Beijing world’s biggest carbon emitter, followed by Washington
Seoul, April 18
The US and China, the world’s two biggest carbon polluters, agreed to cooperate to curb climate change with urgency, just days before President Joe Biden hosts a virtual summit of world leaders to discuss the issue.
The agreement was reached by US special envoy for climate John Kerry and his Chinese counterpart Xie Zhenhua during two days of talks in Shanghai last week, according to a joint statement.
Consensus on key areas reached
- Both countries reached a consensus on key areas for future cooperation on climate issues, says Su Wei, a member of the Chinese negotiation team.
- Noting that China is the biggest coal user, John Kerry, US special envoy for climate, says he and Chinese officials discussed on how to accelerate a global energy transition.
- Biden has invited 40 world leaders, including China’s Xi Jinping, to the April 22-23 summit.
The two countries “are committed to cooperating with each other and with other countries to tackle the climate crisis, which must be addressed with the seriousness and urgency that it demands,” said the statement, issued Saturday evening US time.

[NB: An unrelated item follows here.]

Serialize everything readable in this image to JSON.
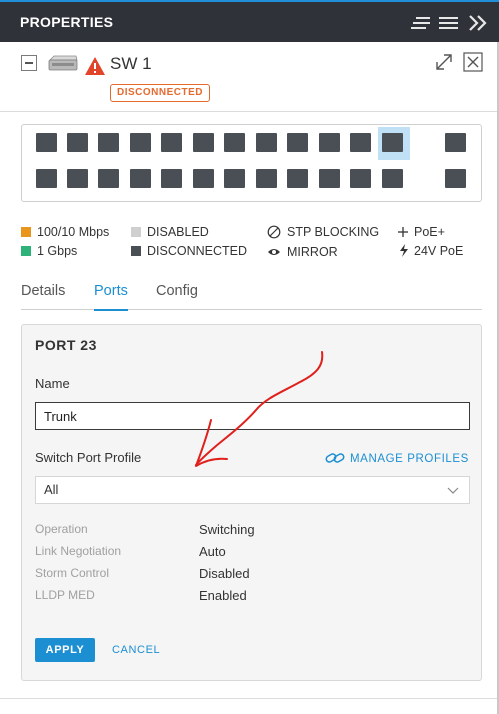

But the former secretary of state said, “I learned in diplomacy that you don’t put your back on the words, you put on actions. We all need to see what happens.”
The language in the (joint) statement is strong. The two countries agree on critical elements on where we have to go. John Kerry, us special envoy for climate
China is the world’s biggest carbon emitter, followed by the United States. The two countries pump out nearly half of the fossil fuel fumes that are warming the planet’s atmosphere. Their cooperation is key to the success of global efforts to curb climate change, but frayed ties over human rights, trade and China’s territorial claims to Taiwan and the South China Sea have been threatening to undermine such efforts.
Noting that China is the world’s biggest coal user, Kerry said he and Chinese officials had a lot of discussions on how to accelerate a global energy transition.